# TRY IT
The expected output is each line in the data below that includes the string "instructure".

# DATA SUPPLIED
○ ○ ○ ○ ○
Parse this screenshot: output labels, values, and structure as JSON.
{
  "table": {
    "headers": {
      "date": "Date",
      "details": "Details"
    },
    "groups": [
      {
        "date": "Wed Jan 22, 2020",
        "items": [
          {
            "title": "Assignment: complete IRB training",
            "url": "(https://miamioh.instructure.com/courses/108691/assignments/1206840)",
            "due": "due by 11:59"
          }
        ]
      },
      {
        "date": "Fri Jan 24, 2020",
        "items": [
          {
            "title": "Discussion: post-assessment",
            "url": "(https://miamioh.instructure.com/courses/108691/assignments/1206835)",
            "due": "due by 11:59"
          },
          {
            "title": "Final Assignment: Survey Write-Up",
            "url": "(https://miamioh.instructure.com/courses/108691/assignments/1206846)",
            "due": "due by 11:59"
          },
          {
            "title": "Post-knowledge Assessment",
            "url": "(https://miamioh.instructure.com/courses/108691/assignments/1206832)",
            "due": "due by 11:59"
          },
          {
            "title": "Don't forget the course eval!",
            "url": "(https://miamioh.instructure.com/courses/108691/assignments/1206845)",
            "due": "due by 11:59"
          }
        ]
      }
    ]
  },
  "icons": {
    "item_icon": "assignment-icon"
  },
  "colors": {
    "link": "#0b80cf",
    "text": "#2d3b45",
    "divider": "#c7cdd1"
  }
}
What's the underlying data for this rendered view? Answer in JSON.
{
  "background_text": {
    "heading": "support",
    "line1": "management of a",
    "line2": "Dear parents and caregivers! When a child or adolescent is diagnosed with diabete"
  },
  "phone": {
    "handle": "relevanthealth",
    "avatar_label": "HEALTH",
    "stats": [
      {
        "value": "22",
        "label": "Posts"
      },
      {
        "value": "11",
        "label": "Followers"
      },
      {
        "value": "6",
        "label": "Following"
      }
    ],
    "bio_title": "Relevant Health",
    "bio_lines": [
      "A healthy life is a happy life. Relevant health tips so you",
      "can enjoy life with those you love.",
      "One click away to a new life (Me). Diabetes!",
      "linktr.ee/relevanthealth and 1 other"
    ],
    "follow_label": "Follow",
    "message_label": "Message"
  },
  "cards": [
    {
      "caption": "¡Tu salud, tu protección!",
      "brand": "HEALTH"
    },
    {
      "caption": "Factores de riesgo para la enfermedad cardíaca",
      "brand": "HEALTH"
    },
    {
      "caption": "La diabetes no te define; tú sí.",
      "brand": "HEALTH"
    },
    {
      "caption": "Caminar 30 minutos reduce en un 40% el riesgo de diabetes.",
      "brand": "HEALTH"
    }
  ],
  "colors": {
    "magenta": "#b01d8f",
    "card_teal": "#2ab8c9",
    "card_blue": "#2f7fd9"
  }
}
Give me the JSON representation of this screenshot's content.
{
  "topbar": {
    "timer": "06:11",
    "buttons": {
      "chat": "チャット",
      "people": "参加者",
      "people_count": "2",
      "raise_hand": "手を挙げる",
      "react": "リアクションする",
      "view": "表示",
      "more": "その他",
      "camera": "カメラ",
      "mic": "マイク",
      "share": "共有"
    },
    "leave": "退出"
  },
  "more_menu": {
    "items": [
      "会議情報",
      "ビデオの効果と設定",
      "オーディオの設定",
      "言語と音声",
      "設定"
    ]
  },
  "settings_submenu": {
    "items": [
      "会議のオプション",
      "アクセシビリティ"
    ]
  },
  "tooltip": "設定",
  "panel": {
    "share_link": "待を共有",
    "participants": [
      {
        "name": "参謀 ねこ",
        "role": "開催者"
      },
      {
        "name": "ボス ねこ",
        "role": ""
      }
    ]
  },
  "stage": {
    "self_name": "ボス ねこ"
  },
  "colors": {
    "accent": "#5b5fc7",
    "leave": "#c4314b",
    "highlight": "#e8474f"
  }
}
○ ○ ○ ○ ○
# ANSWER
            "url": "(https://miamioh.instructure.com/courses/108691/assignments/1206840)",
            "url": "(https://miamioh.instructure.com/courses/108691/assignments/1206835)",
            "url": "(https://miamioh.instructure.com/courses/108691/assignments/1206846)",
            "url": "(https://miamioh.instructure.com/courses/108691/assignments/1206832)",
            "url": "(https://miamioh.instructure.com/courses/108691/assignments/1206845)",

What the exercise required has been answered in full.